All of Kansas will also vote on a legislatively referred constitutional amendment, Senate Concurrent Resolution 1605. The amendment would end the state’s practice of adjusting the U.S. Census population regarding military personnel and students when redistricting the Kansas State Legislature.
 


Colorado vote-by-mail and in-person voting dates for Nov. 5 election

The deadline for county clerks to mail ballots to eligible voters for the November 5 elections in Colorado passed on October 18. The deadline to mail ballots to voters registering after Oct. 18 or requesting replacement ballots is Oct. 28. Coloradans may also cast ballots and register to vote in person at voter service and polling centers (VSPCs). Each county will have at least one VSPC open from Oct. 28 to Nov. 5 (except Sunday, Nov. 3).
 
Ballots must be received by county clerks by 7:00 pm on Election Day. The Colorado Secretary of State’s office says, “Postmarks do not count; ballots must be in the hands of the county clerk by 7:00 PM on Election Day in order to be counted.”
  
See the Colorado Secretary of State’s FAQ page linked at the bottom of this post for information on tracking the status of mail ballots, finding ballot drop-off and polling locations, and more.
 
Colorado is holding elections for the following, in addition to other elections beyond Ballotpedia’s coverage scope:
 
  • 47 school board seats in 16 school districts
  • Five of 10 seats on the Aurora City Council
  • Mayor of Aurora
  • A recall election in Cripple Creek-Victor School District RE-1
 
The school districts holding elections are:
 
  • Academy School District 20
  • Adams 12 Five Star Schools
  • Aurora Public Schools
  • Bennett School District
  • Cherry Creek School District
  • Cheyenne Mountain School District 12
  • Colorado Springs School District 11
  • Denver Public Schools
  • Douglas County School District
  • Falcon School District 49
  • Harrison School District Two
  • Jeffco Public Schools
  • Manitou Springs School District 14
  • School District 27J
  • St. Vrain Valley School District

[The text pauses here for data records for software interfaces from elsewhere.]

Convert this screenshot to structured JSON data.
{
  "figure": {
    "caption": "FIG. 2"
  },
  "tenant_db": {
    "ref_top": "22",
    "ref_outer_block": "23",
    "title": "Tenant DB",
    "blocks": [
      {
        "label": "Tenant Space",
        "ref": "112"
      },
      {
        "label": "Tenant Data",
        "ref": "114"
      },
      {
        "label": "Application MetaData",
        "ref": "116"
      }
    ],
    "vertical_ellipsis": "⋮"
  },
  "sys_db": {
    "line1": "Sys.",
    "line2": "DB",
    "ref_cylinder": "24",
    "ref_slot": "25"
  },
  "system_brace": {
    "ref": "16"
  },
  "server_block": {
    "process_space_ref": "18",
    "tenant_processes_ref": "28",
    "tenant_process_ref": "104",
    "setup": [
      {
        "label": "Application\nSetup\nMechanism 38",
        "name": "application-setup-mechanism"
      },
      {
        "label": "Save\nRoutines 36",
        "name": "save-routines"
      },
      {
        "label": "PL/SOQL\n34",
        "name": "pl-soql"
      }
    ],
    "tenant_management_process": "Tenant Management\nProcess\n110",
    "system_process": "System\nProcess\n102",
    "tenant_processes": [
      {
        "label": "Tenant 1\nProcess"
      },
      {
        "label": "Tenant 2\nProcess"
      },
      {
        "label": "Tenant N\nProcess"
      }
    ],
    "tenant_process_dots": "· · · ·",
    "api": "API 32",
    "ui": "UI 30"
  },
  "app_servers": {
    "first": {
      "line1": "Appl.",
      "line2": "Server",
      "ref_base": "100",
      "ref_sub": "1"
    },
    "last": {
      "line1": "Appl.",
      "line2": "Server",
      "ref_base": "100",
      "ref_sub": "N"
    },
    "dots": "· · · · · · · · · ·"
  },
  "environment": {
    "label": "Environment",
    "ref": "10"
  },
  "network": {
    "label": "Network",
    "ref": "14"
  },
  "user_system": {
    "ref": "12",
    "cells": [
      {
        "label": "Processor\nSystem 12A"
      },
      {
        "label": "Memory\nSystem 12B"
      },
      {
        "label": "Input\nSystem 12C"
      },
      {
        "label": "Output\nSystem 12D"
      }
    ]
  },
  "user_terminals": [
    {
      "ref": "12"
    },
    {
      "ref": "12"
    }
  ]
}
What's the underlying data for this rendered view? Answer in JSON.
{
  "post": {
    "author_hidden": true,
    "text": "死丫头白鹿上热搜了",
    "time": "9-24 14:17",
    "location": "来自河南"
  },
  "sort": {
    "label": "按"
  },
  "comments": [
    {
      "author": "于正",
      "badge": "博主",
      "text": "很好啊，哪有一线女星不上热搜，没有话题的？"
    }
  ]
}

  • Widefield School District 3
 
Colorado voters will also vote on two legislatively referred state statutes, Proposition CC and Proposition DD:
 
  • Proposition CC would allow the state to retain revenue above the state spending cap to provide funding for transportation and education. The state is currently required to refund the revenue under the Taxpayer’s Bill of Rights (TABOR).
  • Proposition DD would authorize sports betting in Colorado and authorize the legislature to levy a tax of 10% on those conducting sports betting operations. Revenue generated from the tax on sports betting would be used to create and fund the Water Plan Implementation Cash Fund. Voters will also decide on local ballot measures.